### Dataset entries

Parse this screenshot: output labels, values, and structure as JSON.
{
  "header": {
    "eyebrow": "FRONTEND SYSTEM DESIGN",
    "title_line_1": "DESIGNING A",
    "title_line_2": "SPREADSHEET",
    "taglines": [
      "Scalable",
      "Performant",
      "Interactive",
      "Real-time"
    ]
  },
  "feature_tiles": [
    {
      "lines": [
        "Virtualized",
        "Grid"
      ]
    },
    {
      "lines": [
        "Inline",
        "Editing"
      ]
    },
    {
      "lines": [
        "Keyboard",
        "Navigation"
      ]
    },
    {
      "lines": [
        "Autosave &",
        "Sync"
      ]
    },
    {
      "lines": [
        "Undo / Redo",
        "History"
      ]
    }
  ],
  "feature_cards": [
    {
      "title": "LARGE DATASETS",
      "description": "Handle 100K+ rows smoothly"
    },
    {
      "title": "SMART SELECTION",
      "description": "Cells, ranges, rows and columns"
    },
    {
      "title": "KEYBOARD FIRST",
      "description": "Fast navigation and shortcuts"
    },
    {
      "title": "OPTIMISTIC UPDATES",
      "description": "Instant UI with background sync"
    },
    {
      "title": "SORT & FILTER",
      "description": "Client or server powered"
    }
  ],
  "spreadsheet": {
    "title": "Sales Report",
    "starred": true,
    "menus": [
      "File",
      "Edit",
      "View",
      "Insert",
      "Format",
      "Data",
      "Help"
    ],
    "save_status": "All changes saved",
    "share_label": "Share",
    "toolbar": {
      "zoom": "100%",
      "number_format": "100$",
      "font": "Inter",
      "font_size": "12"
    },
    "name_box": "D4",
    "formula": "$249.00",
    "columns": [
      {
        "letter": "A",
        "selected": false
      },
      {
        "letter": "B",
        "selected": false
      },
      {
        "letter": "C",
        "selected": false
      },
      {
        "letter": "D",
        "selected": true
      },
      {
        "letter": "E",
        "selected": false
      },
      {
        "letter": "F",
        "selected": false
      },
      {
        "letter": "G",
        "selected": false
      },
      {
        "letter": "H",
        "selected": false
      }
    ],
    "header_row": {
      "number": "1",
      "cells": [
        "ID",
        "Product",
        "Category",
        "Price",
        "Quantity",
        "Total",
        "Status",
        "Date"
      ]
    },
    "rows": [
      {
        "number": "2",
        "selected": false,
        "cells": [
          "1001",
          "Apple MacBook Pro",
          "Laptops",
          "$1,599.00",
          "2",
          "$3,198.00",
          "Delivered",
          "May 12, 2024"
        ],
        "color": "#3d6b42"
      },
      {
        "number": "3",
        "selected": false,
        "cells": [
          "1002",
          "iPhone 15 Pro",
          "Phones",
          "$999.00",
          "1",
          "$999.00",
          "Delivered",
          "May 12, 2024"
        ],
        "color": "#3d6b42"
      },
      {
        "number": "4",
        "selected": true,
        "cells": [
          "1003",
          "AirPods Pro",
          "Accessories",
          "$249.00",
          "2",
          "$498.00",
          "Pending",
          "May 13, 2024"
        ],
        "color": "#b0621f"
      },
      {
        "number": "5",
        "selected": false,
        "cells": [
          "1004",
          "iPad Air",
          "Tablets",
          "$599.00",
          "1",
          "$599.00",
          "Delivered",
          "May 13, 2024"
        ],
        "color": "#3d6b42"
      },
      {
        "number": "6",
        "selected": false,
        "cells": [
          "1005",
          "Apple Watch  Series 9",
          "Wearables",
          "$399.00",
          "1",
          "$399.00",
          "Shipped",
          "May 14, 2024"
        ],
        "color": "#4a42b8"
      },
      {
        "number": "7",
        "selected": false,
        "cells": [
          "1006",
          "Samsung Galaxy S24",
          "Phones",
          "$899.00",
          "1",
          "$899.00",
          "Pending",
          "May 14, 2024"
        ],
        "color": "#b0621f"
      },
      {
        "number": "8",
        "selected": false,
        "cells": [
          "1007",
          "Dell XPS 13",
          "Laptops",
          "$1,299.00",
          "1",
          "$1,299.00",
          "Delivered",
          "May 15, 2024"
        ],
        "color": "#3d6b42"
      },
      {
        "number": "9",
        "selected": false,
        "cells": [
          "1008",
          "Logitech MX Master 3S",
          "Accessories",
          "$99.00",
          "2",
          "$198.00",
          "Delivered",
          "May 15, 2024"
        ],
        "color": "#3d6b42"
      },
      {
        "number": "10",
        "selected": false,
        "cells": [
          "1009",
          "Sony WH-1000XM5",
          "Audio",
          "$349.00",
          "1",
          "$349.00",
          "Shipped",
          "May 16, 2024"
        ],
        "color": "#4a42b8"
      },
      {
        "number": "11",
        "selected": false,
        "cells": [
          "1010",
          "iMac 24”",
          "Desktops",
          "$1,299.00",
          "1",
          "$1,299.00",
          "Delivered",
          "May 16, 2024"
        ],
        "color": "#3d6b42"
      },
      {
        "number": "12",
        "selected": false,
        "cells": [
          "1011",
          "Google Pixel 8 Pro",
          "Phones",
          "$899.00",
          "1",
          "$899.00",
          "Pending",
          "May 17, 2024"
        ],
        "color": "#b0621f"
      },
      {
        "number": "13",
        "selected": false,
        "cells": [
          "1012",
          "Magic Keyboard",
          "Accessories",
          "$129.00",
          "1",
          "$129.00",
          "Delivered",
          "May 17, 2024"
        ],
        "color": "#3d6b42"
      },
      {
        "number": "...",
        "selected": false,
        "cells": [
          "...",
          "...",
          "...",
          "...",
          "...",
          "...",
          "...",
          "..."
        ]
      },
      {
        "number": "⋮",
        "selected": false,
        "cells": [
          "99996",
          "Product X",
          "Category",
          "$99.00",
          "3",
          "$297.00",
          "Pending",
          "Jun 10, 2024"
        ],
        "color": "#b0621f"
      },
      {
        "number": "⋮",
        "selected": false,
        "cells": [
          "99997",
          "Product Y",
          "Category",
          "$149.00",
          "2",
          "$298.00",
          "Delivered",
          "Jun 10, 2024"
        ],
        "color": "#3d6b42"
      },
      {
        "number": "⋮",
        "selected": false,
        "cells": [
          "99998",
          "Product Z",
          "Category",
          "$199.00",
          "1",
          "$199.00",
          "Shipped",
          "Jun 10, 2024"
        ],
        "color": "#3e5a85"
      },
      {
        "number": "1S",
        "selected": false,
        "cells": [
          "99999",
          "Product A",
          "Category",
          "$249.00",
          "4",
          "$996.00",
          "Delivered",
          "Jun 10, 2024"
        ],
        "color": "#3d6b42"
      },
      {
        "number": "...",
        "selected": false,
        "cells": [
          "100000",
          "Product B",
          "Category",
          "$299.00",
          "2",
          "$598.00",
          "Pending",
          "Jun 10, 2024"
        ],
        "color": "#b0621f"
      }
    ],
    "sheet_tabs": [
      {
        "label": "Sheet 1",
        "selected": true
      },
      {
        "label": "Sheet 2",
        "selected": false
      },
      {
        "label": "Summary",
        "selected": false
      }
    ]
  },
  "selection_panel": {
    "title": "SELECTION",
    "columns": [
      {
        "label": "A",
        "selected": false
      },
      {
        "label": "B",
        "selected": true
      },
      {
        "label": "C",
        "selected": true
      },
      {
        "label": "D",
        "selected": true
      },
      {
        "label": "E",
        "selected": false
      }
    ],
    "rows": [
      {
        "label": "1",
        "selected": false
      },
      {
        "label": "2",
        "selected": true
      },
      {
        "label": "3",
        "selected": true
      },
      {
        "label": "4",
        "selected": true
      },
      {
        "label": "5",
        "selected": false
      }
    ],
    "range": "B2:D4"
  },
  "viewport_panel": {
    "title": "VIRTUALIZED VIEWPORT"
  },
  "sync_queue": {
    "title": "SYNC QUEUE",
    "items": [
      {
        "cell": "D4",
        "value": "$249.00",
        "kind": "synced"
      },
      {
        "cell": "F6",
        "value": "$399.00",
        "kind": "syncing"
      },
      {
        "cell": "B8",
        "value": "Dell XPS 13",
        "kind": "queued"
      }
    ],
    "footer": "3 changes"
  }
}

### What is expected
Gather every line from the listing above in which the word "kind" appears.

### Exercise result
        "kind": "synced"
        "kind": "syncing"
        "kind": "queued"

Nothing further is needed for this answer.